Write the listing out again word for word, skipping each picture.

··· Supplied information ···

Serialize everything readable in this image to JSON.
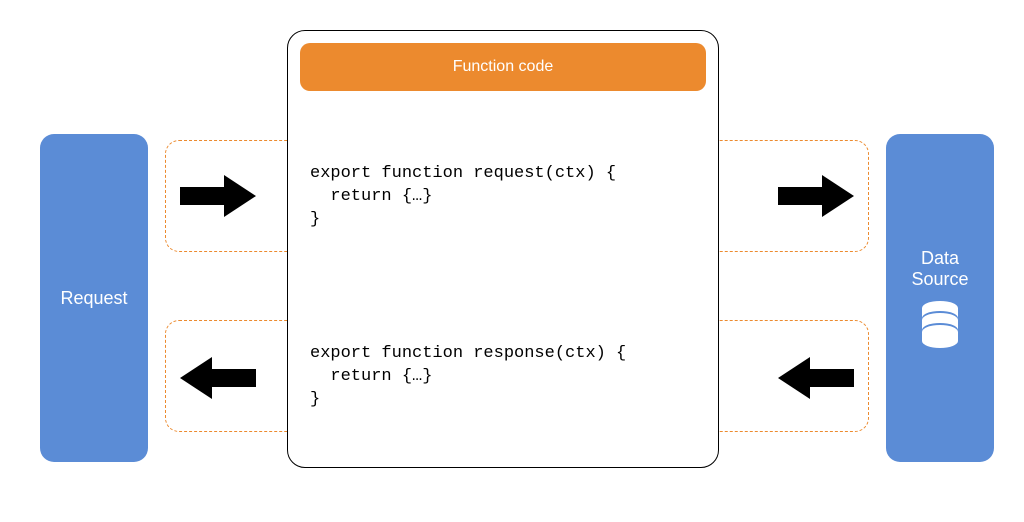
{
  "request": {
    "label": "Request"
  },
  "datasource": {
    "line1": "Data",
    "line2": "Source"
  },
  "function": {
    "header": "Function code"
  },
  "code": {
    "request": "export function request(ctx) {\n  return {…}\n}",
    "response": "export function response(ctx) {\n  return {…}\n}"
  }
}
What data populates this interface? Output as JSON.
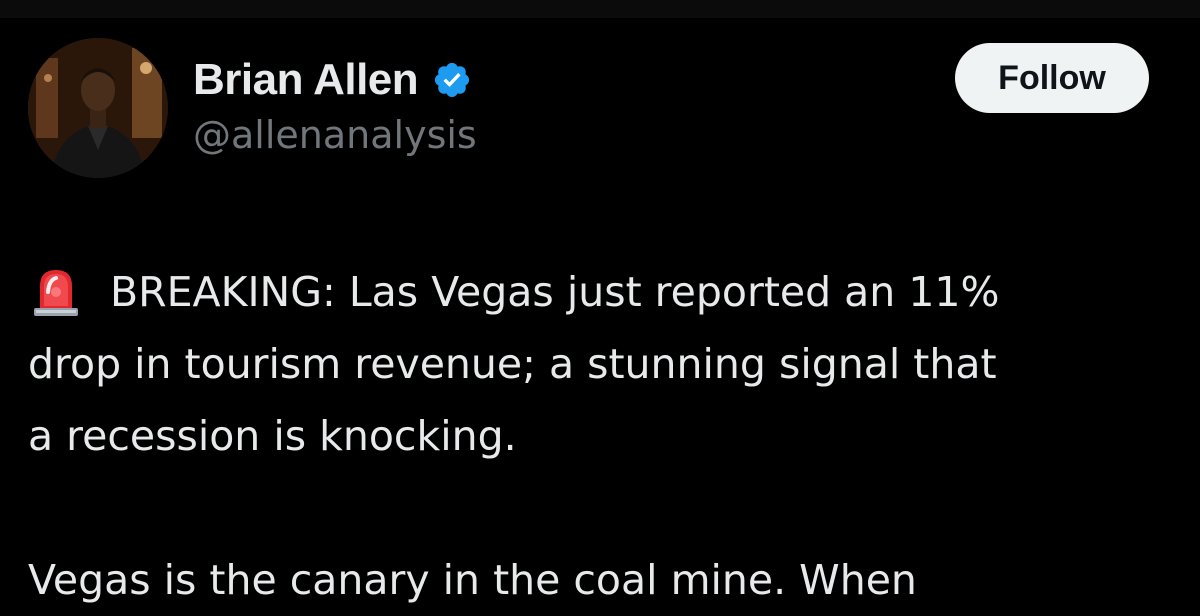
{
  "author": {
    "display_name": "Brian Allen",
    "handle": "@allenanalysis",
    "avatar_icon": "profile-photo",
    "verified_icon": "verified-badge-icon",
    "verified_color": "#1d9bf0"
  },
  "follow_button": {
    "label": "Follow"
  },
  "tweet": {
    "emoji_icon": "police-siren-icon",
    "paragraph1": [
      "BREAKING: Las Vegas just reported an 11%",
      "drop in tourism revenue; a stunning signal that",
      "a recession is knocking."
    ],
    "paragraph2": [
      "Vegas is the canary in the coal mine. When"
    ]
  },
  "colors": {
    "background": "#000000",
    "text": "#e7e9ea",
    "secondary_text": "#71767b",
    "button_bg": "#eff3f4",
    "button_text": "#0f1419"
  }
}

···

[The completed task]
Serialize everything readable in this image to JSON.
{
  "request": {
    "label": "Request"
  },
  "datasource": {
    "line1": "Data",
    "line2": "Source"
  },
  "function": {
    "header": "Function code"
  },
  "code": {
    "request": "export function request(ctx) {\n  return {…}\n}",
    "response": "export function response(ctx) {\n  return {…}\n}"
  }
}
What data populates this interface? Output as JSON.
{
  "author": {
    "display_name": "Brian Allen",
    "handle": "@allenanalysis",
    "avatar_icon": "profile-photo",
    "verified_icon": "verified-badge-icon",
    "verified_color": "#1d9bf0"
  },
  "follow_button": {
    "label": "Follow"
  },
  "tweet": {
    "emoji_icon": "police-siren-icon",
    "paragraph1": [
      "BREAKING: Las Vegas just reported an 11%",
      "drop in tourism revenue; a stunning signal that",
      "a recession is knocking."
    ],
    "paragraph2": [
      "Vegas is the canary in the coal mine. When"
    ]
  },
  "colors": {
    "background": "#000000",
    "text": "#e7e9ea",
    "secondary_text": "#71767b",
    "button_bg": "#eff3f4",
    "button_text": "#0f1419"
  }
}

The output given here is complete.